Capital One-Discover Faces Daunting Regulatory Gauntlet, New Transaction Analysis Finds

March 21, 2024 Press Release

Washington, D.C. — The American Economic Liberties Project today released a new brief “Capital One-Discover: A Competition Policy and Regulatory Deep Dive,” which provides new analysis of the market dynamics at play in the transaction and examines how the proposed acquisition may fare under review from antitrust enforcement and bank regulatory agencies.

“Our analysis shows that this deal will harm competition, not help it, and that it poses a plain risk to financial stability and the public interest,” said Shahid Naeem, Senior Policy Analyst, Finance, at the American Economic Liberties Project. “It’s hard to imagine Capital One’s proposed acquisition of Discover surviving regulatory scrutiny in its current state. The transaction clearly runs afoul of both antitrust guidance from the Justice Department, which has signaled a firm return to its statutory role as an antitrust enforcer in banking, and policy statements from bank regulators, who are operating under heightened scrutiny after significant supervisory and regulatory failures.”

“The evidence suggests that this deal violates both antitrust law and our federal bank merger statutes,” added Naeem. “Now it’s up to regulators and enforcers to apply the law.”

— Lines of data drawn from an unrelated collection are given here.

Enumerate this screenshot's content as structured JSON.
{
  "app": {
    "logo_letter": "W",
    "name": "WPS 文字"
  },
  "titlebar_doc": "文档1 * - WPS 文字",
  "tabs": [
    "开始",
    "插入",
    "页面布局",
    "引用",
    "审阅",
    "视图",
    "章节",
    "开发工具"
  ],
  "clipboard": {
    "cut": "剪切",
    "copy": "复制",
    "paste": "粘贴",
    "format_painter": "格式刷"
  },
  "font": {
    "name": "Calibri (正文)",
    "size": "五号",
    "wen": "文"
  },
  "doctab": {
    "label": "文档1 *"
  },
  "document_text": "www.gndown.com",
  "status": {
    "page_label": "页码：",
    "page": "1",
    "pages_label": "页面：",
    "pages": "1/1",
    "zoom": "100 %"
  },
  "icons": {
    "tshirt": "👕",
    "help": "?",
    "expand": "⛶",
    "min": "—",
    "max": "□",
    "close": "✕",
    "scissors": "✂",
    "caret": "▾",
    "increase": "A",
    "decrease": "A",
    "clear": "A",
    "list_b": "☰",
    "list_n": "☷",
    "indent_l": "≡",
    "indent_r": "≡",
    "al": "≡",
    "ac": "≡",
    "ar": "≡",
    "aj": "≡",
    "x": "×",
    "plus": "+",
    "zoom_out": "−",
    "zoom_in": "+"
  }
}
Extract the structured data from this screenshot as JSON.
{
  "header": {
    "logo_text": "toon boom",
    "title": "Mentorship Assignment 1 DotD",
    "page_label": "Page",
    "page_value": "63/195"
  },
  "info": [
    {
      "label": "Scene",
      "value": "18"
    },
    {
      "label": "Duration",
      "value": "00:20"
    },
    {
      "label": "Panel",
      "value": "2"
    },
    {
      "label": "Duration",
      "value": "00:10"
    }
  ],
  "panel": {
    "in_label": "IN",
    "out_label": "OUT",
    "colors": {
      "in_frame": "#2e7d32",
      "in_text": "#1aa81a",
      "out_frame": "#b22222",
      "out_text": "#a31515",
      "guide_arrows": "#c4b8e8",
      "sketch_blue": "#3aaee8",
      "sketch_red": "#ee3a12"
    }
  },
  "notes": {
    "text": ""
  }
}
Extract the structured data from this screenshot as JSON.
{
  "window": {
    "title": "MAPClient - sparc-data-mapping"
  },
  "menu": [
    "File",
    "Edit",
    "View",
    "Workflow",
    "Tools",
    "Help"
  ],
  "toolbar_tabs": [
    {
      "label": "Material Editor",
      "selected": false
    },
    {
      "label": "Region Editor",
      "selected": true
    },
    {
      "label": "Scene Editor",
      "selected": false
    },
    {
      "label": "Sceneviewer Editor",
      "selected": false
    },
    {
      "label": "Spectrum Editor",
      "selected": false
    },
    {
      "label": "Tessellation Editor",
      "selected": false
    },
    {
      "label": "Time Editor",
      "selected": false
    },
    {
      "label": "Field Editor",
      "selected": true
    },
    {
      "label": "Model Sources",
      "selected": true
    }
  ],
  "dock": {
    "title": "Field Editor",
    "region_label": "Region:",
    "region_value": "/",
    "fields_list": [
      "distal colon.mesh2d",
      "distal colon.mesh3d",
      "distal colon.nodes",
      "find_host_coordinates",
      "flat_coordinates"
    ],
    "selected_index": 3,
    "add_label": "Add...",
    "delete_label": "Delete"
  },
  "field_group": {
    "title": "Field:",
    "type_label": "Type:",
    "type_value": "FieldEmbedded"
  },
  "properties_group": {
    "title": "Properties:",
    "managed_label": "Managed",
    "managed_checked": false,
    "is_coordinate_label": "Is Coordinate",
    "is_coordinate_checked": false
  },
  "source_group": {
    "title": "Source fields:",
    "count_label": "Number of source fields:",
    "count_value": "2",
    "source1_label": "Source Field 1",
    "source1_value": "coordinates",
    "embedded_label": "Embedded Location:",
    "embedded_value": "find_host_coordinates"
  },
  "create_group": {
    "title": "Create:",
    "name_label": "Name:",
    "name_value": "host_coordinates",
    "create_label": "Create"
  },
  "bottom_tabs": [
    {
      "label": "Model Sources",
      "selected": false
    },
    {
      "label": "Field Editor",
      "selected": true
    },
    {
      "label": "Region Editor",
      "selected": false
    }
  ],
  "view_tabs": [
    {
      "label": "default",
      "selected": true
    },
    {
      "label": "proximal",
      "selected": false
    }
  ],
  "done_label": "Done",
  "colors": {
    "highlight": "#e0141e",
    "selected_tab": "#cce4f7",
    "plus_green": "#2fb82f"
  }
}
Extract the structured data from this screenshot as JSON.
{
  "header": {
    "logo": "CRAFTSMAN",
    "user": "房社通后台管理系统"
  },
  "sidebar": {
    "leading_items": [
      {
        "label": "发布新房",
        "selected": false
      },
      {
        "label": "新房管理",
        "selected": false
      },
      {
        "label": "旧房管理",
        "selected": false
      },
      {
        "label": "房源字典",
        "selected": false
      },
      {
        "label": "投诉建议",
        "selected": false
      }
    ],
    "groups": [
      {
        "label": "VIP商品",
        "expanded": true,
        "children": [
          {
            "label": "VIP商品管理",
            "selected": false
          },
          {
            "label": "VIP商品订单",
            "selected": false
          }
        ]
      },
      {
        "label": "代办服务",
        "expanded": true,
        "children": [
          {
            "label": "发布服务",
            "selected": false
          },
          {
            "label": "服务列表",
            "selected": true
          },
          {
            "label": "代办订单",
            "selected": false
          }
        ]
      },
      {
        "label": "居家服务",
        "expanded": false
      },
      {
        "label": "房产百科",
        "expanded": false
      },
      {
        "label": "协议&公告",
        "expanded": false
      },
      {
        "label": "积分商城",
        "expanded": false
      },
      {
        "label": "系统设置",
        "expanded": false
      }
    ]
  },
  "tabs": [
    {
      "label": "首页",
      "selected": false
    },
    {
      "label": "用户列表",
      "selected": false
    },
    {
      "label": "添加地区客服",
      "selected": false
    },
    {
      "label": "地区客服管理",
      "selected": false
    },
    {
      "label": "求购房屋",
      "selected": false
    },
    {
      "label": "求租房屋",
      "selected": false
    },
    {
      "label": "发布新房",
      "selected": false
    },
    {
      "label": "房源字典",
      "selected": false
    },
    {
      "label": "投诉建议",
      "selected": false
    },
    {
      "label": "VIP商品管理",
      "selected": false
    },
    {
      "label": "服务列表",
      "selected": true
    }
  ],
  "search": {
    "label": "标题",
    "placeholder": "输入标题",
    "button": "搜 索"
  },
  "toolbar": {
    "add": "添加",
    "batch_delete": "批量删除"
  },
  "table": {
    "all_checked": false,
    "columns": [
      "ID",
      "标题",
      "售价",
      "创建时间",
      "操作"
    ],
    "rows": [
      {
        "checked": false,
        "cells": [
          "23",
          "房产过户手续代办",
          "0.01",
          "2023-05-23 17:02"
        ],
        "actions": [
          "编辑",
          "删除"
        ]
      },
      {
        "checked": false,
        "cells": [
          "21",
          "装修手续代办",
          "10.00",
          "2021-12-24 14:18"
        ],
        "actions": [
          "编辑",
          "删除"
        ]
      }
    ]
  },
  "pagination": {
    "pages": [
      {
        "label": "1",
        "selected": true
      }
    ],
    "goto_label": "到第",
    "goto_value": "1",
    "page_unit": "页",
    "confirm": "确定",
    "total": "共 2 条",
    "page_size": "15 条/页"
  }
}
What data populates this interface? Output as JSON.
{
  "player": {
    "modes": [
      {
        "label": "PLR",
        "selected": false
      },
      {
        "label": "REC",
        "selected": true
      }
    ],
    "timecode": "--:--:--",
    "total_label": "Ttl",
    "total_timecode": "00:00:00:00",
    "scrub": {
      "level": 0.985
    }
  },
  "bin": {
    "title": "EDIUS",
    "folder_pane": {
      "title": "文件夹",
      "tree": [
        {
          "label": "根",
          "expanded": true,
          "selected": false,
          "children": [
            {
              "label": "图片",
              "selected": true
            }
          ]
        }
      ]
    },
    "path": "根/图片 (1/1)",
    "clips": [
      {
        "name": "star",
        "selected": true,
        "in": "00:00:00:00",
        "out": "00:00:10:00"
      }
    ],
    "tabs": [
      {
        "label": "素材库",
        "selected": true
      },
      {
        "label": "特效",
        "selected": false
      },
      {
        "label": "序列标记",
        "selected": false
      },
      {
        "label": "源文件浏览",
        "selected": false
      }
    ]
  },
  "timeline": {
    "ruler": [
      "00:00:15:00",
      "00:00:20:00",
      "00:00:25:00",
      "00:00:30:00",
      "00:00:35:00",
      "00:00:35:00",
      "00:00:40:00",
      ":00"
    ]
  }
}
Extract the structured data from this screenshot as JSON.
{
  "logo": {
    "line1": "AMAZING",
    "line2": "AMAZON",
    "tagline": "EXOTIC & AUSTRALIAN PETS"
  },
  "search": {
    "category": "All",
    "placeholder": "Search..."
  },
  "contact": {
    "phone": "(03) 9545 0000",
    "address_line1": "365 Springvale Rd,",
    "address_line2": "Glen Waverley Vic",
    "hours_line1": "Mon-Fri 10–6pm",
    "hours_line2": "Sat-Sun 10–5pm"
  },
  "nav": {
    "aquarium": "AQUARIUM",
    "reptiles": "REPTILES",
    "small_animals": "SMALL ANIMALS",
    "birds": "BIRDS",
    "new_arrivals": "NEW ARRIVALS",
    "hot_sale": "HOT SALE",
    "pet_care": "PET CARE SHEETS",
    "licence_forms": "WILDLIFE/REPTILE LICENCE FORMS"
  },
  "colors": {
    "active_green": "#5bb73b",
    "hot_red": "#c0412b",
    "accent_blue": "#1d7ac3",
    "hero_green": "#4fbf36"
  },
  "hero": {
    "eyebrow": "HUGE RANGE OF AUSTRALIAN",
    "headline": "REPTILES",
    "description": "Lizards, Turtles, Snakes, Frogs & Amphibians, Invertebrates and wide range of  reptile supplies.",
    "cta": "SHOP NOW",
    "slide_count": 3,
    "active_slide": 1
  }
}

As the brief lays out, the deal will likely draw scrutiny across several of the 2023 merger guidelines published by the FTC and DOJ in December 2023, which were updated and designed to help enforcers and courts identify and prevent anticompetitive mergers.

  • The transaction takes place across concentrated markets (banking, credit cards, and payment networks) which may be trending towards consolidation (Guidelines 1 and 7);
  • May threaten to eliminate substantial competition between firms (Guideline 2);
  • Involves a multi-sided platform whose control may entrench the acquiring firm’s market power in an adjacent market (Guideline 9); and
  • As admitted by Capital One CEO Richard Fairbank, aims to acquire and exploit a regulatory loophole, identified by antitrust enforcers in the Merger Guidelines as a possible example of mergers that lessen competition.

Beyond the deal’s wide-ranging effects on competition, the brief also finds that the transaction will likely draw scrutiny across all five components of the Federal Reserve and OCC’s statutory review of bank mergers, from the deal’s impact on financial stability and the public interest to the viability of the resulting institution moving forward, the firms’ regulatory and compliance records, and their ability to adhere to anti-money laundering laws.

The brief explains how the deal will enable and incentivize Capital One to raise consumers’ credit card interest rates and businesses’ transaction costs. A significant amount of the transaction’s projected efficiencies depend on a publicly-admitted regulatory arbitrage scheme that will further inflame the bloated payments system.

Read the full brief, “Capital One-Discover: A Competition Policy and Regulatory Deep Dive.”

Learn more about Economic Liberties here.


The American Economic Liberties Project works to ensure America’s system of commerce is structured to advance, rather than undermine, economic liberty, fair commerce, and a secure, inclusive democracy. Economic Liberties believes true economic liberty means entrepreneurs and businesses large and small succeed on the merits of their ideas and hard work; commerce empowers consumers, workers, farmers, and engineers instead of subjecting them to discrimination and abuse from financiers and monopolists; foreign trade arrangements support domestic security and democracy; and wealth is broadly distributed to support equitable political power.